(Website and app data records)

-*-

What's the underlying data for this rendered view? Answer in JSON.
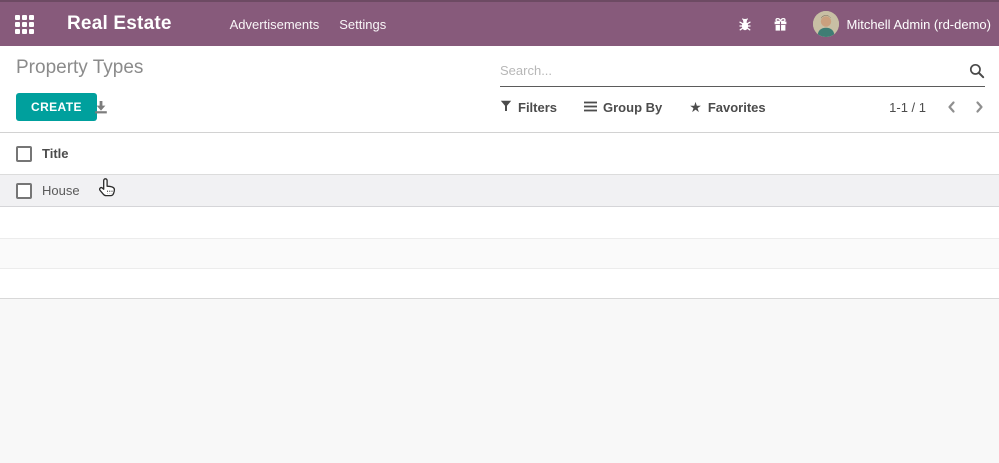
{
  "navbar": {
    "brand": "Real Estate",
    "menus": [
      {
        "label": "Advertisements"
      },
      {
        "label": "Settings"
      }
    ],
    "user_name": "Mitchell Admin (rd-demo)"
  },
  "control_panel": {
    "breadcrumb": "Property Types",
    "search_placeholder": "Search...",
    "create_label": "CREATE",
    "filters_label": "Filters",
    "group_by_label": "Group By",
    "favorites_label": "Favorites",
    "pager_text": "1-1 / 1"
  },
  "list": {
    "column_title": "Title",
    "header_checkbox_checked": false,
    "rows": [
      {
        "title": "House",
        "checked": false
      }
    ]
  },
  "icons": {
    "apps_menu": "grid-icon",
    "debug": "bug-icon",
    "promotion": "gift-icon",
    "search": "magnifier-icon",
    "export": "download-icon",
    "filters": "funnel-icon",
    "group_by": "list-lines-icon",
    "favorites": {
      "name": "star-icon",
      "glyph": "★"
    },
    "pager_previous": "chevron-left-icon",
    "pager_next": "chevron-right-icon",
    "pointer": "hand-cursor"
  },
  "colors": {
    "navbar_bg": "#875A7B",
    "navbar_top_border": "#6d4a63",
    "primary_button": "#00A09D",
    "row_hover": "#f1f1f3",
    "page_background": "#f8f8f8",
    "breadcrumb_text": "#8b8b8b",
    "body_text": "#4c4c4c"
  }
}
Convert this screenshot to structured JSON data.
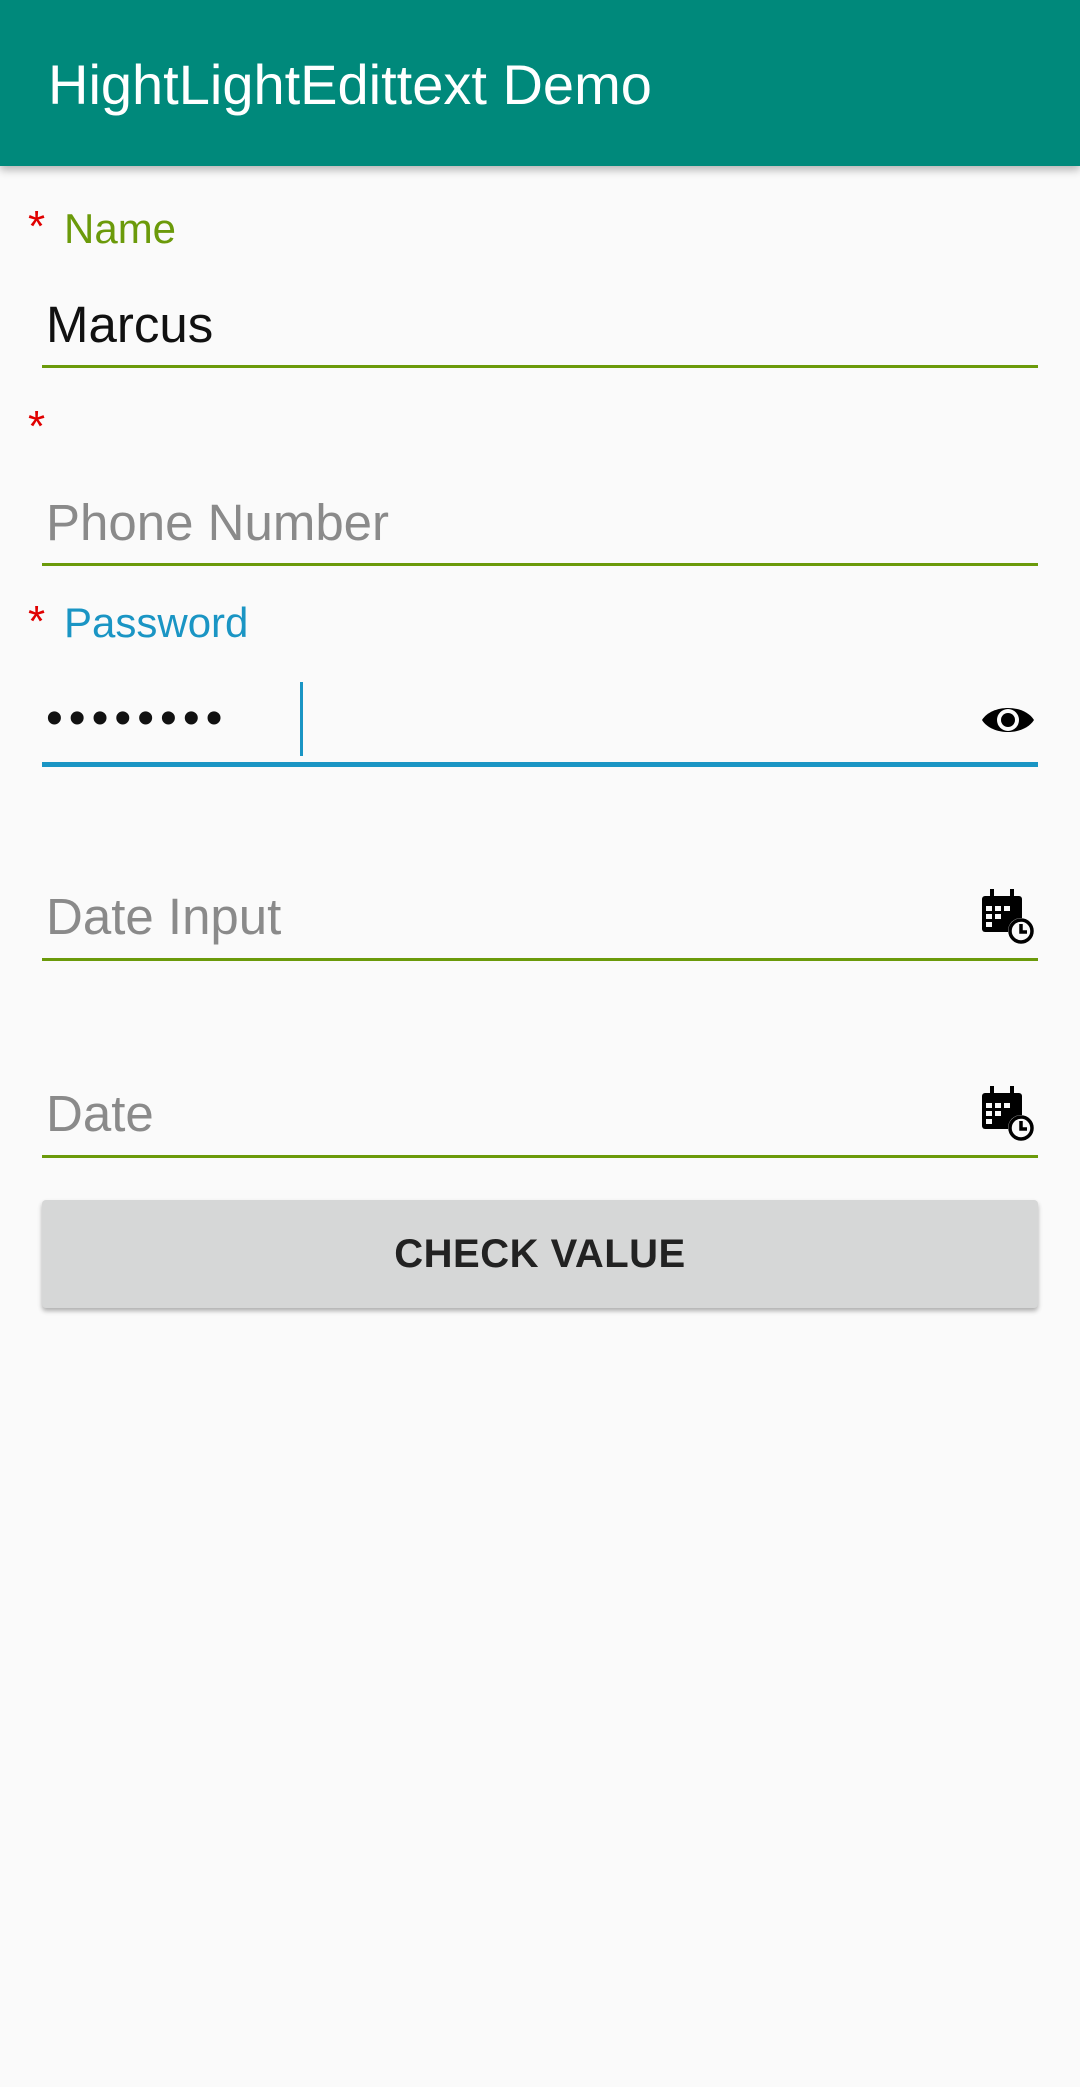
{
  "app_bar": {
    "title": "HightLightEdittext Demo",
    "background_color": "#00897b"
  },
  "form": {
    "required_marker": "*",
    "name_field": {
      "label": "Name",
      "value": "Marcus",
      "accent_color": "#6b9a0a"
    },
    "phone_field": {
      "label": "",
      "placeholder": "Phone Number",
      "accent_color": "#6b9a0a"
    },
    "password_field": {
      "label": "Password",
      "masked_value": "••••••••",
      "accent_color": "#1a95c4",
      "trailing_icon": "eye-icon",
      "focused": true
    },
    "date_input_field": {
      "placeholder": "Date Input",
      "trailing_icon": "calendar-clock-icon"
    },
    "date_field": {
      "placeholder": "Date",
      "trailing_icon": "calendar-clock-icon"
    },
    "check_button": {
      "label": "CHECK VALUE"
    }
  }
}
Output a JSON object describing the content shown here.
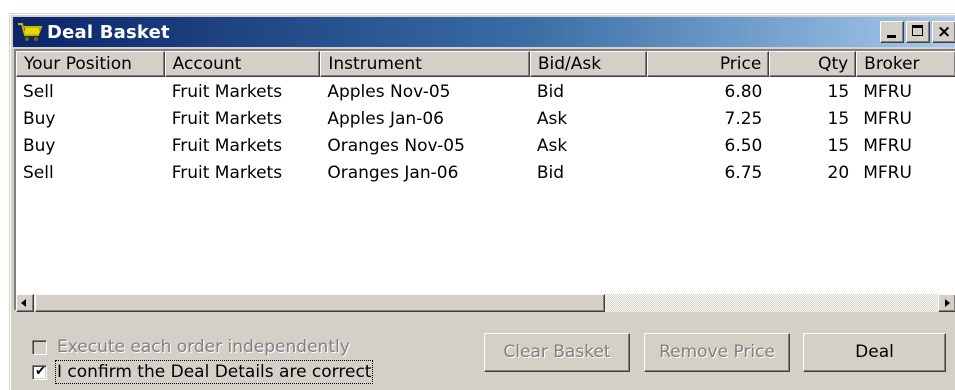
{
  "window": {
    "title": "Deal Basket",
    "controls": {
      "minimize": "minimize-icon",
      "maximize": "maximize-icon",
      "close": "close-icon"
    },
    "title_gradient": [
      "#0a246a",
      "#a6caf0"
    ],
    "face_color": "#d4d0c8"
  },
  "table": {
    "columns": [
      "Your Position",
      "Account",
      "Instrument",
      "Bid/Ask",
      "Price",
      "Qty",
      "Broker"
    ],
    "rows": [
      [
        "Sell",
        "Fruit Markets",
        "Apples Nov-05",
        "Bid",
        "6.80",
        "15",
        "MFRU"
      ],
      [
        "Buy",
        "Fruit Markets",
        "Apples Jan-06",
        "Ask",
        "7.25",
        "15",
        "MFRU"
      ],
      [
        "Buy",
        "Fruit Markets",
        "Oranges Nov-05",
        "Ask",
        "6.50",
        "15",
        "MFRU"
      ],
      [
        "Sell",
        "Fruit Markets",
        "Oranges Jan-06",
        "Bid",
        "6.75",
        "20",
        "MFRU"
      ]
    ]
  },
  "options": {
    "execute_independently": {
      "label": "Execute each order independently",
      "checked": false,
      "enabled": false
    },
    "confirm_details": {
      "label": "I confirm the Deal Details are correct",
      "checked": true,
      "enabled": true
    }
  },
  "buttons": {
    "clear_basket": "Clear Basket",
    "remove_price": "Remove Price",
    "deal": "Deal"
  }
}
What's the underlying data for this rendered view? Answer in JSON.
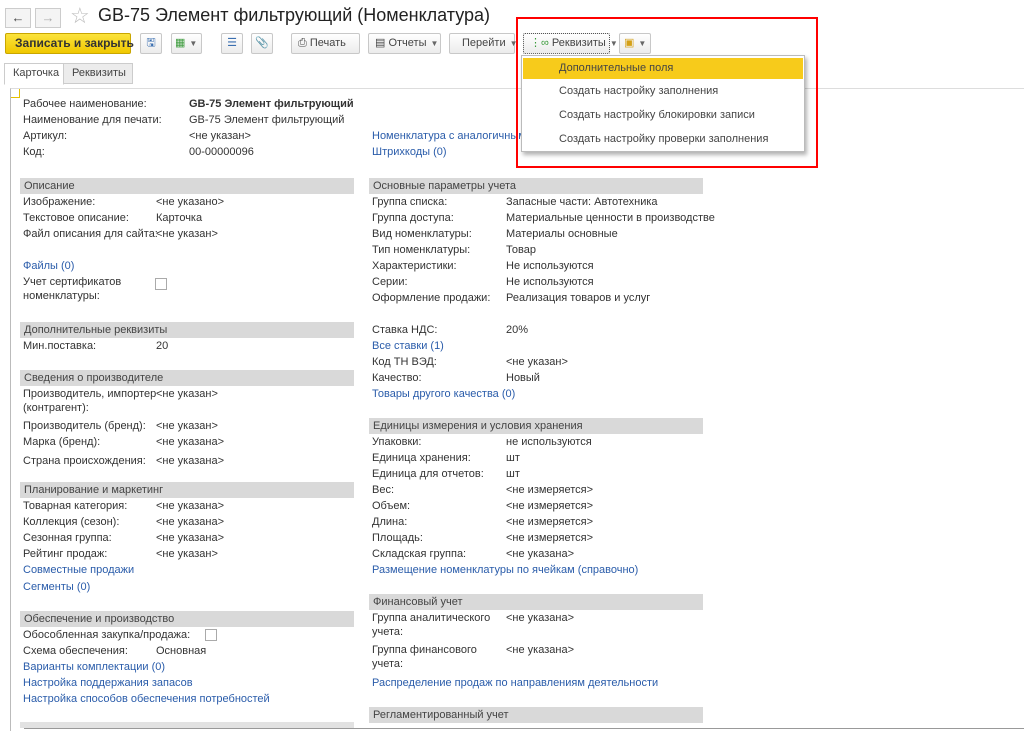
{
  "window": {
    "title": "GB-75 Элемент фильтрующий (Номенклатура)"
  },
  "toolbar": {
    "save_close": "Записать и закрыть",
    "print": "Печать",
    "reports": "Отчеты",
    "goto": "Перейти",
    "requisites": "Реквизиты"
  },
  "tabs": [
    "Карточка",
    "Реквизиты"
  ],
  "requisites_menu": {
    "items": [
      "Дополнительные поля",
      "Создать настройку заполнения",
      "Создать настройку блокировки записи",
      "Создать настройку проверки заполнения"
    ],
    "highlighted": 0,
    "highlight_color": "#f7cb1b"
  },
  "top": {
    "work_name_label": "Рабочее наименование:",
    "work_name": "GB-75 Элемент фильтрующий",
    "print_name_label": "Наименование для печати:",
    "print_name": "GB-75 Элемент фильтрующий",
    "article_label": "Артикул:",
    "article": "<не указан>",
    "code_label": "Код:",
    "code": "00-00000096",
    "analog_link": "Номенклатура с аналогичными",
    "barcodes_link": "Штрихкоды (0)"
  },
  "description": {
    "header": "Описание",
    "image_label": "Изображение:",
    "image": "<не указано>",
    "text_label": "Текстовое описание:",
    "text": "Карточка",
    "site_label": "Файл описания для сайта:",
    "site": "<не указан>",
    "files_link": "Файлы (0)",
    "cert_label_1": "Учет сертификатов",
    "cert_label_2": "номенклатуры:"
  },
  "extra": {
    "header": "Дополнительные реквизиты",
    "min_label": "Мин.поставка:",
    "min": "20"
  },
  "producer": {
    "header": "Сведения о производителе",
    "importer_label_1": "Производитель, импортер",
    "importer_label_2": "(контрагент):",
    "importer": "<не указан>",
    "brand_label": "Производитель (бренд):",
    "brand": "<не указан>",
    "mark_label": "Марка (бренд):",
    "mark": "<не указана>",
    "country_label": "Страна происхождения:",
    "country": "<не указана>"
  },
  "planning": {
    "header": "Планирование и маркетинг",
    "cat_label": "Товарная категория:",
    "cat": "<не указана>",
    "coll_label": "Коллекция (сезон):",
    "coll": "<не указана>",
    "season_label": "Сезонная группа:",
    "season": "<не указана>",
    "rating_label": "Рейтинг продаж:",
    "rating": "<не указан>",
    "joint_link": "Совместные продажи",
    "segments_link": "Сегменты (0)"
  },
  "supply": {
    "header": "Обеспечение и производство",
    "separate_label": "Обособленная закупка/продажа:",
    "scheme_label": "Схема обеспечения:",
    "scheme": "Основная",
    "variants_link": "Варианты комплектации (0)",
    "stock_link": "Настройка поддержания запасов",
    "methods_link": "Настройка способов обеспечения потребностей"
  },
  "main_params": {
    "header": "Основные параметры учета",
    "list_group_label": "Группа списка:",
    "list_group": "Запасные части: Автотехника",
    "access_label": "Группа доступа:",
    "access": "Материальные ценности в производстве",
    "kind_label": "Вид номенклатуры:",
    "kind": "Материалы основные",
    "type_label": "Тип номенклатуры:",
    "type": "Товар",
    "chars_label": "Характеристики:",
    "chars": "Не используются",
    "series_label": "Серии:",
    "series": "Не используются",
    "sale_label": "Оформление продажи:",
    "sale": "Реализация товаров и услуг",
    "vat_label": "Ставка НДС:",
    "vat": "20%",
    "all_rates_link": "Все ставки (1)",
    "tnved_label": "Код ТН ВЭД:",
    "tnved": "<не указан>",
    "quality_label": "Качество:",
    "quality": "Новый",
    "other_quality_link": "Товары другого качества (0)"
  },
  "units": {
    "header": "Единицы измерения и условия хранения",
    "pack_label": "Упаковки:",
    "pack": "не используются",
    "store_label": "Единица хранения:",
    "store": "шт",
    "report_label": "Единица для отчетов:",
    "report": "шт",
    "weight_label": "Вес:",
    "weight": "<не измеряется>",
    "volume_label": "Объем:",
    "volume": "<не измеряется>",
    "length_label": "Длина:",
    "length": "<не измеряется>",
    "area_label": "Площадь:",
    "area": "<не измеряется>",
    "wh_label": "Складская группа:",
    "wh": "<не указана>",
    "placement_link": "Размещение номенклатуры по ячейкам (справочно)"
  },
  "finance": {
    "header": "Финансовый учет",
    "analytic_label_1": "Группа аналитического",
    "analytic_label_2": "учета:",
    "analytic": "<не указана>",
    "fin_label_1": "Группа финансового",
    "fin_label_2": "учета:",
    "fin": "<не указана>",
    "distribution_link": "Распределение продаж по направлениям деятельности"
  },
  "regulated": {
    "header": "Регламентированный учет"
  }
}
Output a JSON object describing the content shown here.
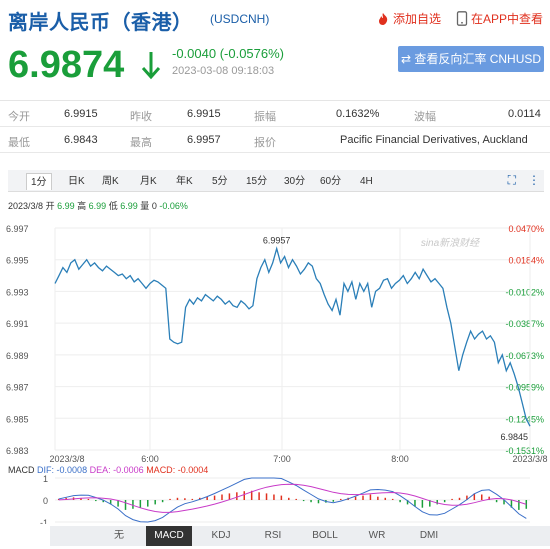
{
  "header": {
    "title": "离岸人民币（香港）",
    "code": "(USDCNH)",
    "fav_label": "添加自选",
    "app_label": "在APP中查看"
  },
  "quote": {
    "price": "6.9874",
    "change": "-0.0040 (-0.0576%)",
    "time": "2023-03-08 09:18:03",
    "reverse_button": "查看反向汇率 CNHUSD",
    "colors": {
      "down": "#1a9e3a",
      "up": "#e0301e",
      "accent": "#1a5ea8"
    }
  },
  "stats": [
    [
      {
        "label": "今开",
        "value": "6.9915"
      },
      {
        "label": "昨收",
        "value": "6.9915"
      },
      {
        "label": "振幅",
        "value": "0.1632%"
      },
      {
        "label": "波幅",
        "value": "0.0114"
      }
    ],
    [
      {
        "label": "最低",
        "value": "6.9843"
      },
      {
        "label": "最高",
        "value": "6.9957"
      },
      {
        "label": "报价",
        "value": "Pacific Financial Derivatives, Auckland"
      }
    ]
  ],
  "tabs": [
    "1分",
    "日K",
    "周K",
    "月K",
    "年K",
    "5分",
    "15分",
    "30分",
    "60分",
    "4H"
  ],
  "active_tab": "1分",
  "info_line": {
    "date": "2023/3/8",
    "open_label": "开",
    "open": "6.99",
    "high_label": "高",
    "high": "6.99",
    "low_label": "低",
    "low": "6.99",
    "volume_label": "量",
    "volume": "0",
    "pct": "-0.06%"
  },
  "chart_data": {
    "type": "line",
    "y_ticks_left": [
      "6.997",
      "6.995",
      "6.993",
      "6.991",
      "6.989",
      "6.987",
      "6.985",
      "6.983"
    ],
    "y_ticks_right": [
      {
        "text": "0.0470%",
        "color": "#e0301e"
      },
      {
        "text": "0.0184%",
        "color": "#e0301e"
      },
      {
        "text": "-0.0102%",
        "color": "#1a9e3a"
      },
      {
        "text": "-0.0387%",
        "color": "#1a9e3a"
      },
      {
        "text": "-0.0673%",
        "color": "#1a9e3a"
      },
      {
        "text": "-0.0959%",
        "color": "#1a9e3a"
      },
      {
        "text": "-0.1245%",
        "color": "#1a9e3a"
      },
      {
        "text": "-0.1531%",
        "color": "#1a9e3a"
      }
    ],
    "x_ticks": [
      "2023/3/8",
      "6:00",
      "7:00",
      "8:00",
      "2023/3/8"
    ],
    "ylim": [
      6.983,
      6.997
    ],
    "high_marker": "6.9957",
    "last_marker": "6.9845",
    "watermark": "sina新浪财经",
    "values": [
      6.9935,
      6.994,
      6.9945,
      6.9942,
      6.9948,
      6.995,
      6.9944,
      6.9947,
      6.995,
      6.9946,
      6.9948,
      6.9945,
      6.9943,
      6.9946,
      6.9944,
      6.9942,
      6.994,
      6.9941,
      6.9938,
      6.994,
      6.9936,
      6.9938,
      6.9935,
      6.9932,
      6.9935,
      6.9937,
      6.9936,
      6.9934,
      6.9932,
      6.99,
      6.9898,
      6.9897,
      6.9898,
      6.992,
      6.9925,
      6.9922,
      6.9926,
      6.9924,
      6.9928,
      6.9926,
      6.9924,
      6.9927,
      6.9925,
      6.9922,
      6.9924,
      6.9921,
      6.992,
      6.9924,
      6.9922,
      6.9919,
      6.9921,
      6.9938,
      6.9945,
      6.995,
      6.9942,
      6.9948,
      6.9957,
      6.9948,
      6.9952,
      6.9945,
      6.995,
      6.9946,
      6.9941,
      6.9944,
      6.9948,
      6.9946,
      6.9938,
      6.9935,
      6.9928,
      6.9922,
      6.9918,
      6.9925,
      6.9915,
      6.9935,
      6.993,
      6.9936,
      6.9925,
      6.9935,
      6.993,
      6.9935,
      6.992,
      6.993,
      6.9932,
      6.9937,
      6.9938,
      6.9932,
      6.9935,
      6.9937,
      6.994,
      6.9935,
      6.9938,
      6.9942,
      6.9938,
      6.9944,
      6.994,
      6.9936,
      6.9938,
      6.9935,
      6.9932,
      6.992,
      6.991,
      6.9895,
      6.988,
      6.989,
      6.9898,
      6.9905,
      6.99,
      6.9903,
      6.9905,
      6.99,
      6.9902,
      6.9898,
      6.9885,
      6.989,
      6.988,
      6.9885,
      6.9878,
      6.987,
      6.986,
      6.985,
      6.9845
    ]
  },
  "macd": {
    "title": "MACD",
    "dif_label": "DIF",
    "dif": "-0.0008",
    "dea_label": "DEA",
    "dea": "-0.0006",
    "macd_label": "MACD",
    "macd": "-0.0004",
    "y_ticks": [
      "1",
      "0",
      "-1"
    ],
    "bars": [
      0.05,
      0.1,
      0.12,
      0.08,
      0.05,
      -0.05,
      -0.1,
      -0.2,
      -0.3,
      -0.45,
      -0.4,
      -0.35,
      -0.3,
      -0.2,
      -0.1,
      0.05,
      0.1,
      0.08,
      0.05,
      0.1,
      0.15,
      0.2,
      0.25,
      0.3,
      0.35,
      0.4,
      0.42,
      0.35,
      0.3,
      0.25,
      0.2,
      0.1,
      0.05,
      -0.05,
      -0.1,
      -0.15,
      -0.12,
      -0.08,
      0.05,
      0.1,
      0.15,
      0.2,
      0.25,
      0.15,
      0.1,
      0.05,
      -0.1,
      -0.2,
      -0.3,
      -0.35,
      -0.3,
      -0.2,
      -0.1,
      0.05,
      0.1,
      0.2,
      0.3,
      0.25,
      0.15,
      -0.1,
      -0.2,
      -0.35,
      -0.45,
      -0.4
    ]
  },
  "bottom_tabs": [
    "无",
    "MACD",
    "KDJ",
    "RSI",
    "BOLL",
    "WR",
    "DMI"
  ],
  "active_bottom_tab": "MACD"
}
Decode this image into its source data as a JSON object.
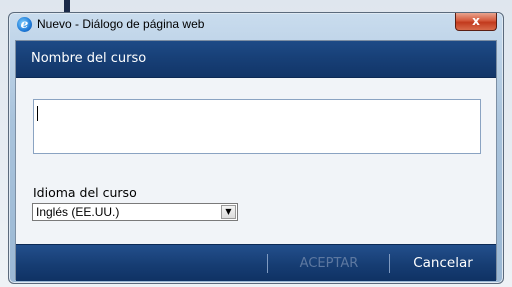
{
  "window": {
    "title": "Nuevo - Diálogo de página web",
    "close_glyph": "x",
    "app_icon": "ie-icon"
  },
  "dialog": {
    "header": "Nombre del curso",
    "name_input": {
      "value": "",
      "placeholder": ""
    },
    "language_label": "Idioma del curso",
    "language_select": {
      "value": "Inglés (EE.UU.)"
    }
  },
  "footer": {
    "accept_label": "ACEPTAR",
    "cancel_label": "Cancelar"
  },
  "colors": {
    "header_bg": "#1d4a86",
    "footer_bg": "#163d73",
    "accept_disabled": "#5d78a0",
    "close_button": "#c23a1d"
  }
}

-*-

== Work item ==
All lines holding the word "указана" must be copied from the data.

== Exercise result ==
    "mark": "<не указана>",
    "country": "<не указана>"
    "cat": "<не указана>",
    "coll": "<не указана>",
    "season": "<не указана>",
    "wh": "<не указана>",
    "analytic": "<не указана>",
    "fin": "<не указана>",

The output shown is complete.